Post-war governments, Tory as well as Labour, operated on the principle adopted in 1944 by the Labour Party Conference “If bad trade and general unemployment threaten . . . we should give people more money, not less to spend.” The only way in which a government can “give everybody more money” to spend is by printing more notes, each of which buys less and less. While Denis Healey was Chancellor of the Exchequer, his government printed and spent an additional £4,500 million; to which the Thatcher government has added another £1,200 million. This has had no effect on unemployment. Its only achievement is to put up prices. Sir Keith Joseph recently resurrected another old but plausible fallacy: “Just as you can price yourself out of a job, so you can price yourself into one, by taking lower wages.” There might be some employers who would take on more workers if wages were reduced from, say £100 a week to £80, to employ ten workers at £80 instead of eight workers at £100, but as a remedy for unemployment it is a non-starter. The ten workers would produce more than the eight workers, so their employer would have to sell more. If he succeeded in capturing a larger share of the market, it would be at the expense of rival employers, who would employ fewer workers in consequence.
Sir Keith’s non-solution for unemployment prompted an opposite solution from the unions. A union official put it like this: “Workers are unemployed because wages are too low to buy all the factories produce. If wages were raised, workers would buy more and more workers would be employed”.
This too is a plausible argument. If wages went up more than prices, workers could buy more. But, as profits would be correspondingly reduced, the profit-receivers would have to spend or invest less than before. As profit margins would be reduced, it would also discourage investment. In the period 1973 to 1977 wages did rise more than prices but, as already mentioned, unemployment more than doubled.

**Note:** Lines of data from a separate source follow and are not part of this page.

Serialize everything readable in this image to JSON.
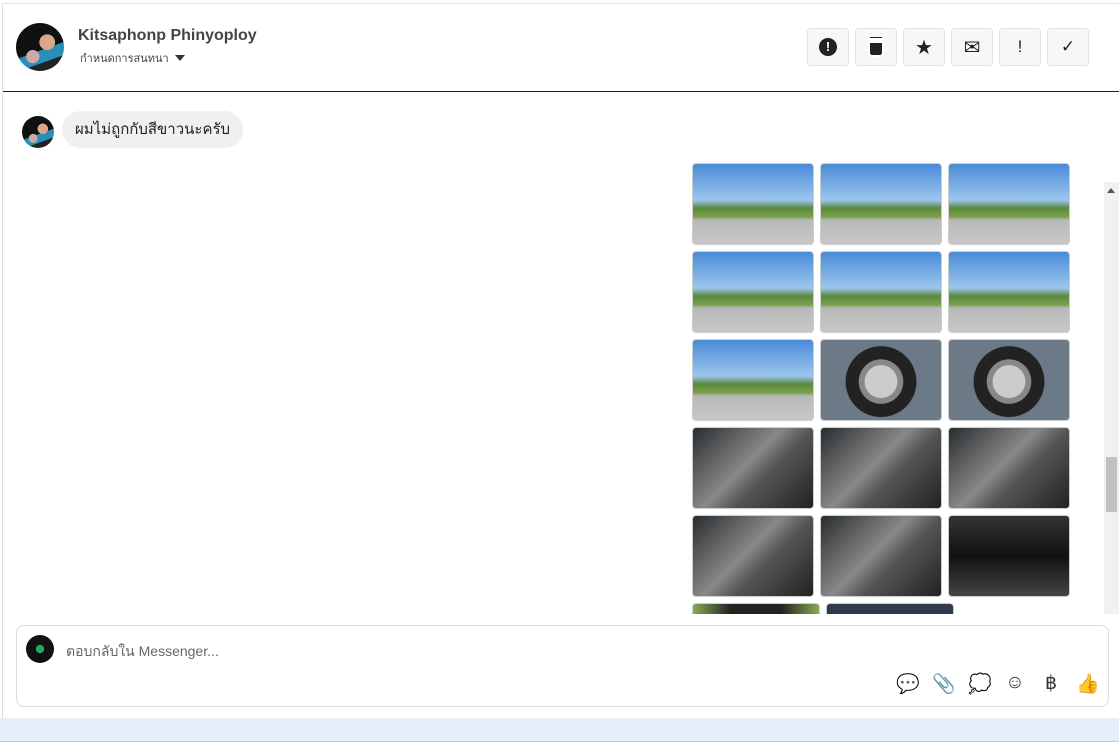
{
  "header": {
    "name": "Kitsaphonp Phinyoploy",
    "subtitle": "กำหนดการสนทนา",
    "tools": [
      {
        "icon": "alert-circle-icon",
        "glyph": "⬤"
      },
      {
        "icon": "trash-icon",
        "glyph": "🗑"
      },
      {
        "icon": "star-icon",
        "glyph": "★"
      },
      {
        "icon": "mail-open-icon",
        "glyph": "✉"
      },
      {
        "icon": "exclamation-icon",
        "glyph": "!"
      },
      {
        "icon": "check-icon",
        "glyph": "✓"
      }
    ]
  },
  "messages": [
    {
      "text": "ผมไม่ถูกกับสีขาวนะครับ"
    }
  ],
  "composer": {
    "placeholder": "ตอบกลับใน Messenger...",
    "icons": [
      {
        "icon": "saved-reply-icon",
        "glyph": "💬"
      },
      {
        "icon": "attachment-icon",
        "glyph": "📎"
      },
      {
        "icon": "chat-dots-icon",
        "glyph": "💭"
      },
      {
        "icon": "emoji-icon",
        "glyph": "☺"
      },
      {
        "icon": "baht-icon",
        "glyph": "฿"
      },
      {
        "icon": "thumbs-up-icon",
        "glyph": "👍"
      }
    ]
  }
}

Marx met and dealt with a similar argument. It was put to him that if wages were raised it would enable workers to buy more and would prevent a crisis occurring. Marx pointed out in reply that “crises are precisely always preceded by a period in which wages rise generally and the working class actually gets a larger share of the annual product intended for consumption”. Far from preventing a crisis this phase of higher real wages is always “harbinger of a coming crisis” (Capital Vol. II, Kerr edition, page 476).
Marx dealt with unemployment from two aspects. First, there is the displacement of labour by machinery. This increases unemployment, but if the investment of capital grows fast enough (as it does when sales and profits are rising) it “absorbs not only the men thrown out of work but also fresh contingents” (Capital, Vol. I, Kerr edition, p.496). So in that phase total unemployment falls.
But in the competitive struggle which gives markets to the cheaper producer, each capitalist is trying to accumulate capital and expand his scale of operations, not just to meet a known demand, but as an end in itself. Inevitably “overproduction” develops in some big markets, as for example motor cars, shipbuilding and steel in 1974, and a crisis occurs. Sales in those markets decline, investment ceases to be profitable, production is cut and workers are stood off. The declining industries and falling wage totals drag down other industries and there is depression, with unemployment at peak levels. This continues until such time as conditions develop which make investment profitable again.
This is the course capitalism follows, paying no heed whatever to ministerial vapourings about full employment, whether Tory or Labour.